Your instructions —
The records below are to be retyped in full, without any alteration.

Element data from apps and pages —
* * * * * * * * *
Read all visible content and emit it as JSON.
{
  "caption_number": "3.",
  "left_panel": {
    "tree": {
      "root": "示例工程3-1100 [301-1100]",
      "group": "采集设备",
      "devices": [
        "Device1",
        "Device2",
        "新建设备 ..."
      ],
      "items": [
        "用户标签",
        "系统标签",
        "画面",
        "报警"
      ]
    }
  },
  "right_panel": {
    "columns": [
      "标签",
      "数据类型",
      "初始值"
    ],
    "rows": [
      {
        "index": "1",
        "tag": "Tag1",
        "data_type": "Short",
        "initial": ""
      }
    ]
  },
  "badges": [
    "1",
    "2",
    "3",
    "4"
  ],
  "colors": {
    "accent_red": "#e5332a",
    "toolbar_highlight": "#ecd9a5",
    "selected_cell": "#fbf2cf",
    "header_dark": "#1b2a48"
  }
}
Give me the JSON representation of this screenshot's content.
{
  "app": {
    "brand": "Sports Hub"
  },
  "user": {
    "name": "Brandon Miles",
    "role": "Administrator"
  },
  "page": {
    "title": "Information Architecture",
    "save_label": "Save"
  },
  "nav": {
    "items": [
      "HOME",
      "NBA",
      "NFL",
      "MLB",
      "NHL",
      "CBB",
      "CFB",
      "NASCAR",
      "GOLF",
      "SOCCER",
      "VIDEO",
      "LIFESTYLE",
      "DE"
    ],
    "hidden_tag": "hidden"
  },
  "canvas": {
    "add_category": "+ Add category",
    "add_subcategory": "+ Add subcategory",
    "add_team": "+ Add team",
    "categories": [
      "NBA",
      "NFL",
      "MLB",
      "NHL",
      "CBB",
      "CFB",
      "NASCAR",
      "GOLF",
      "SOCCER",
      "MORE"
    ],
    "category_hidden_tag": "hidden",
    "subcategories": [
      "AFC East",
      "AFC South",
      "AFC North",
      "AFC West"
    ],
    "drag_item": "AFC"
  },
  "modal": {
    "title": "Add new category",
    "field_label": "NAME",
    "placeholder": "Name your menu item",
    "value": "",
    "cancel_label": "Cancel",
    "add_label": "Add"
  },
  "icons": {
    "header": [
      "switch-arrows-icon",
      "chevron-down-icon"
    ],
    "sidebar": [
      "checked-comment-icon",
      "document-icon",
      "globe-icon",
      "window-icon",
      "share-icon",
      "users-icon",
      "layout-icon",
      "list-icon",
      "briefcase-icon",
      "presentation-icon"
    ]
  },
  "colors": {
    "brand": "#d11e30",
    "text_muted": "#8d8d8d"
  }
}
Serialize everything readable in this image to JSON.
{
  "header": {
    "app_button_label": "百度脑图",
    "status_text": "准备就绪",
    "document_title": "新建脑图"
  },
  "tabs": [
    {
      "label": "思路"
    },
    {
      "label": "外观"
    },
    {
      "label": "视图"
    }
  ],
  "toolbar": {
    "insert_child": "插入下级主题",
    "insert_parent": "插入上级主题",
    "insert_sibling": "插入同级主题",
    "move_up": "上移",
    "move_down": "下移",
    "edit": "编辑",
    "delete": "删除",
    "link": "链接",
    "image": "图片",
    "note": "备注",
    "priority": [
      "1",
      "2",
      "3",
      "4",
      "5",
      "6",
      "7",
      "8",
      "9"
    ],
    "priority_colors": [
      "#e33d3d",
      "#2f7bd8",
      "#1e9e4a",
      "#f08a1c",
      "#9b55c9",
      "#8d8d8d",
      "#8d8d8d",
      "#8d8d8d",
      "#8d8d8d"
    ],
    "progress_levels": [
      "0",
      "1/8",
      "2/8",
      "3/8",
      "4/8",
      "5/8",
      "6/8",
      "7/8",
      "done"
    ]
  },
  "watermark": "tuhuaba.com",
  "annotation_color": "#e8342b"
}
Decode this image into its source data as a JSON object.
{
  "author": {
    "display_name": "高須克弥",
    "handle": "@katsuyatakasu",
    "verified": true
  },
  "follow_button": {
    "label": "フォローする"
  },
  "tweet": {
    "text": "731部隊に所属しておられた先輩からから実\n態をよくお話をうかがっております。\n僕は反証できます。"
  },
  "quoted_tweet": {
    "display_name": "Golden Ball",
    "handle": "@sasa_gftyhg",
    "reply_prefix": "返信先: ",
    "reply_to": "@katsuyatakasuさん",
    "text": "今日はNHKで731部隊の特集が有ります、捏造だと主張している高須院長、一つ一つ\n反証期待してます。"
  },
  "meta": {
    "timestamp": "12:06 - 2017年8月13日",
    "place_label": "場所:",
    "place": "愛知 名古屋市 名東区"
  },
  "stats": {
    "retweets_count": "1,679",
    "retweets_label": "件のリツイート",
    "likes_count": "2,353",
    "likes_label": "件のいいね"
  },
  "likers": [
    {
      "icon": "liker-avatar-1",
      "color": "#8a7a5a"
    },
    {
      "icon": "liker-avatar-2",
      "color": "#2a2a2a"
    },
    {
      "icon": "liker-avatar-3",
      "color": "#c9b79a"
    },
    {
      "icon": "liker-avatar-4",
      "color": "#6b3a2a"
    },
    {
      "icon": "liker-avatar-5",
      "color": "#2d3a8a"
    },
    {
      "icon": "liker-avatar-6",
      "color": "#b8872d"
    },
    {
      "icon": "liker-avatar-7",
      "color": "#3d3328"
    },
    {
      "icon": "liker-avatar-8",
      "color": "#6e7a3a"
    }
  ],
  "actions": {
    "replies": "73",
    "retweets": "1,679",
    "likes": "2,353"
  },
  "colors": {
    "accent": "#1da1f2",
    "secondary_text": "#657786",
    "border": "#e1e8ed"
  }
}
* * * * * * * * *
Answer to the exercise —
Read all visible content and emit it as JSON.
{
  "caption_number": "3.",
  "left_panel": {
    "tree": {
      "root": "示例工程3-1100 [301-1100]",
      "group": "采集设备",
      "devices": [
        "Device1",
        "Device2",
        "新建设备 ..."
      ],
      "items": [
        "用户标签",
        "系统标签",
        "画面",
        "报警"
      ]
    }
  },
  "right_panel": {
    "columns": [
      "标签",
      "数据类型",
      "初始值"
    ],
    "rows": [
      {
        "index": "1",
        "tag": "Tag1",
        "data_type": "Short",
        "initial": ""
      }
    ]
  },
  "badges": [
    "1",
    "2",
    "3",
    "4"
  ],
  "colors": {
    "accent_red": "#e5332a",
    "toolbar_highlight": "#ecd9a5",
    "selected_cell": "#fbf2cf",
    "header_dark": "#1b2a48"
  }
}
Give me the JSON representation of this screenshot's content.
{
  "app": {
    "brand": "Sports Hub"
  },
  "user": {
    "name": "Brandon Miles",
    "role": "Administrator"
  },
  "page": {
    "title": "Information Architecture",
    "save_label": "Save"
  },
  "nav": {
    "items": [
      "HOME",
      "NBA",
      "NFL",
      "MLB",
      "NHL",
      "CBB",
      "CFB",
      "NASCAR",
      "GOLF",
      "SOCCER",
      "VIDEO",
      "LIFESTYLE",
      "DE"
    ],
    "hidden_tag": "hidden"
  },
  "canvas": {
    "add_category": "+ Add category",
    "add_subcategory": "+ Add subcategory",
    "add_team": "+ Add team",
    "categories": [
      "NBA",
      "NFL",
      "MLB",
      "NHL",
      "CBB",
      "CFB",
      "NASCAR",
      "GOLF",
      "SOCCER",
      "MORE"
    ],
    "category_hidden_tag": "hidden",
    "subcategories": [
      "AFC East",
      "AFC South",
      "AFC North",
      "AFC West"
    ],
    "drag_item": "AFC"
  },
  "modal": {
    "title": "Add new category",
    "field_label": "NAME",
    "placeholder": "Name your menu item",
    "value": "",
    "cancel_label": "Cancel",
    "add_label": "Add"
  },
  "icons": {
    "header": [
      "switch-arrows-icon",
      "chevron-down-icon"
    ],
    "sidebar": [
      "checked-comment-icon",
      "document-icon",
      "globe-icon",
      "window-icon",
      "share-icon",
      "users-icon",
      "layout-icon",
      "list-icon",
      "briefcase-icon",
      "presentation-icon"
    ]
  },
  "colors": {
    "brand": "#d11e30",
    "text_muted": "#8d8d8d"
  }
}
Serialize everything readable in this image to JSON.
{
  "header": {
    "app_button_label": "百度脑图",
    "status_text": "准备就绪",
    "document_title": "新建脑图"
  },
  "tabs": [
    {
      "label": "思路"
    },
    {
      "label": "外观"
    },
    {
      "label": "视图"
    }
  ],
  "toolbar": {
    "insert_child": "插入下级主题",
    "insert_parent": "插入上级主题",
    "insert_sibling": "插入同级主题",
    "move_up": "上移",
    "move_down": "下移",
    "edit": "编辑",
    "delete": "删除",
    "link": "链接",
    "image": "图片",
    "note": "备注",
    "priority": [
      "1",
      "2",
      "3",
      "4",
      "5",
      "6",
      "7",
      "8",
      "9"
    ],
    "priority_colors": [
      "#e33d3d",
      "#2f7bd8",
      "#1e9e4a",
      "#f08a1c",
      "#9b55c9",
      "#8d8d8d",
      "#8d8d8d",
      "#8d8d8d",
      "#8d8d8d"
    ],
    "progress_levels": [
      "0",
      "1/8",
      "2/8",
      "3/8",
      "4/8",
      "5/8",
      "6/8",
      "7/8",
      "done"
    ]
  },
  "watermark": "tuhuaba.com",
  "annotation_color": "#e8342b"
}
Decode this image into its source data as a JSON object.
{
  "author": {
    "display_name": "高須克弥",
    "handle": "@katsuyatakasu",
    "verified": true
  },
  "follow_button": {
    "label": "フォローする"
  },
  "tweet": {
    "text": "731部隊に所属しておられた先輩からから実\n態をよくお話をうかがっております。\n僕は反証できます。"
  },
  "quoted_tweet": {
    "display_name": "Golden Ball",
    "handle": "@sasa_gftyhg",
    "reply_prefix": "返信先: ",
    "reply_to": "@katsuyatakasuさん",
    "text": "今日はNHKで731部隊の特集が有ります、捏造だと主張している高須院長、一つ一つ\n反証期待してます。"
  },
  "meta": {
    "timestamp": "12:06 - 2017年8月13日",
    "place_label": "場所:",
    "place": "愛知 名古屋市 名東区"
  },
  "stats": {
    "retweets_count": "1,679",
    "retweets_label": "件のリツイート",
    "likes_count": "2,353",
    "likes_label": "件のいいね"
  },
  "likers": [
    {
      "icon": "liker-avatar-1",
      "color": "#8a7a5a"
    },
    {
      "icon": "liker-avatar-2",
      "color": "#2a2a2a"
    },
    {
      "icon": "liker-avatar-3",
      "color": "#c9b79a"
    },
    {
      "icon": "liker-avatar-4",
      "color": "#6b3a2a"
    },
    {
      "icon": "liker-avatar-5",
      "color": "#2d3a8a"
    },
    {
      "icon": "liker-avatar-6",
      "color": "#b8872d"
    },
    {
      "icon": "liker-avatar-7",
      "color": "#3d3328"
    },
    {
      "icon": "liker-avatar-8",
      "color": "#6e7a3a"
    }
  ],
  "actions": {
    "replies": "73",
    "retweets": "1,679",
    "likes": "2,353"
  },
  "colors": {
    "accent": "#1da1f2",
    "secondary_text": "#657786",
    "border": "#e1e8ed"
  }
}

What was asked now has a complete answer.